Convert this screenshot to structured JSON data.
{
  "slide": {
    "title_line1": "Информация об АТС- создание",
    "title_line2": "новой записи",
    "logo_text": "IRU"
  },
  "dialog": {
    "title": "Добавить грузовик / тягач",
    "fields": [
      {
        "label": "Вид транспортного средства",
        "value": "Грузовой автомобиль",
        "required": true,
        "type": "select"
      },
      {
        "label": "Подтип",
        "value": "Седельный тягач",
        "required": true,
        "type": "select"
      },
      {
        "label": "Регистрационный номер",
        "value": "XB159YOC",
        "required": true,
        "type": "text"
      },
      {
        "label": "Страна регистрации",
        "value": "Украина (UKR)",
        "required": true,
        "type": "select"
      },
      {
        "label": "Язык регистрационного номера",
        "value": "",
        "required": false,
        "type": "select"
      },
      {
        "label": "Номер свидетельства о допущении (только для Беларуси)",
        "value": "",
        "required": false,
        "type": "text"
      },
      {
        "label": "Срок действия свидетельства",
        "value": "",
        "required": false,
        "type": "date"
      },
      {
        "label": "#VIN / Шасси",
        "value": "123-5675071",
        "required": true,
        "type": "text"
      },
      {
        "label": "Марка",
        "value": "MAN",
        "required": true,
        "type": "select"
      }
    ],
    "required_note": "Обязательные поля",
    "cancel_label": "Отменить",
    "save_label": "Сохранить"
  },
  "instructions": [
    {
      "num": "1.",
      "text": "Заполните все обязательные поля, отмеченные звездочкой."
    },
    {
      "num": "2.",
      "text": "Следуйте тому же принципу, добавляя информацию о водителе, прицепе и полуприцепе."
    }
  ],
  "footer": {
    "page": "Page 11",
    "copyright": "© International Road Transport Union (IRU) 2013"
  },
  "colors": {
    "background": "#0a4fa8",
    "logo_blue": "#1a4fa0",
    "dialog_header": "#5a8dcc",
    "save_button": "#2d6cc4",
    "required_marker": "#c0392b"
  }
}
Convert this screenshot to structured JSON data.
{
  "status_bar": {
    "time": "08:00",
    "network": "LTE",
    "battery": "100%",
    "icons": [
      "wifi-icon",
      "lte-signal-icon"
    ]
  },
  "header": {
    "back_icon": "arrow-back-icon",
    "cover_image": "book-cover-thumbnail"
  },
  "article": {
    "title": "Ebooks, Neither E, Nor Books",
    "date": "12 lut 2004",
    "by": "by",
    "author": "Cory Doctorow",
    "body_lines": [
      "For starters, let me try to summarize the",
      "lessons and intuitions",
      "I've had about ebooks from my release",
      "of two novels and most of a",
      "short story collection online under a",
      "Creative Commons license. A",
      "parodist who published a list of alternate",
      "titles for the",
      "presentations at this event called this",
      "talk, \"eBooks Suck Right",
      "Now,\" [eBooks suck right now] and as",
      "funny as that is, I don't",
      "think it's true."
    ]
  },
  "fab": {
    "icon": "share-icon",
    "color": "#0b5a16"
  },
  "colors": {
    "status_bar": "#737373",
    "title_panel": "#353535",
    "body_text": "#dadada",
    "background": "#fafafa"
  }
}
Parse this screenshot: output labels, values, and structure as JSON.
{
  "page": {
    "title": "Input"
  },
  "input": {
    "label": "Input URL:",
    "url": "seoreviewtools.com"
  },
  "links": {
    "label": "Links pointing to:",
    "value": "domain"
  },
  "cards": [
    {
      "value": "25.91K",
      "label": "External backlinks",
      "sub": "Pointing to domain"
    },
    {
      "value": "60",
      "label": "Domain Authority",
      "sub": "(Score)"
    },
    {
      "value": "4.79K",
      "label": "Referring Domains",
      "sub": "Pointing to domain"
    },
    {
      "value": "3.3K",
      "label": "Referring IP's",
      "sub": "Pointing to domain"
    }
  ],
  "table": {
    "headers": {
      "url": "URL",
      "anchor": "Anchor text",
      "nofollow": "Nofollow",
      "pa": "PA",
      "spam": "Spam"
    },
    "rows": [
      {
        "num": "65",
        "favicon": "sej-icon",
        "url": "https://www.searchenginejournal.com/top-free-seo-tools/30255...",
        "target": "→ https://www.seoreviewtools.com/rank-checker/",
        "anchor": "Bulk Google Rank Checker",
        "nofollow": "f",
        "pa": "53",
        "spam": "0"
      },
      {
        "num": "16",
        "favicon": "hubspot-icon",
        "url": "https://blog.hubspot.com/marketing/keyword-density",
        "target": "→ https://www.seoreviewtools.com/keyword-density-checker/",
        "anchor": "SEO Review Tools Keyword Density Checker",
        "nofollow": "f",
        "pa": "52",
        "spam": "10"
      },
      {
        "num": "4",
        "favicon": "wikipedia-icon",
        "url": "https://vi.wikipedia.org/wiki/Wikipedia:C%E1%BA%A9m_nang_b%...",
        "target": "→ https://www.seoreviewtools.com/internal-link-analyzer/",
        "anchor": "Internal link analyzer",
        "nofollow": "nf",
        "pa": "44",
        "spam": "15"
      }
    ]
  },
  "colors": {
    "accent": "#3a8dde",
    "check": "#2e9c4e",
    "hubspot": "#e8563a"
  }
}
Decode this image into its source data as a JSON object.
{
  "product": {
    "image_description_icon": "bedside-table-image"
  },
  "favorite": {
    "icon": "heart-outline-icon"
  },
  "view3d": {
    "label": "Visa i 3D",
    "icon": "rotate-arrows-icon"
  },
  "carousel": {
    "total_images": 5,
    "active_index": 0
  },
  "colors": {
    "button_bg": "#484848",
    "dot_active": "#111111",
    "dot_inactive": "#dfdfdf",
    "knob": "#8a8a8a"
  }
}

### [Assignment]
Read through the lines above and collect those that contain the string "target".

### [Exercise solution]
        "target": "→ https://www.seoreviewtools.com/rank-checker/",
        "target": "→ https://www.seoreviewtools.com/keyword-density-checker/",
        "target": "→ https://www.seoreviewtools.com/internal-link-analyzer/",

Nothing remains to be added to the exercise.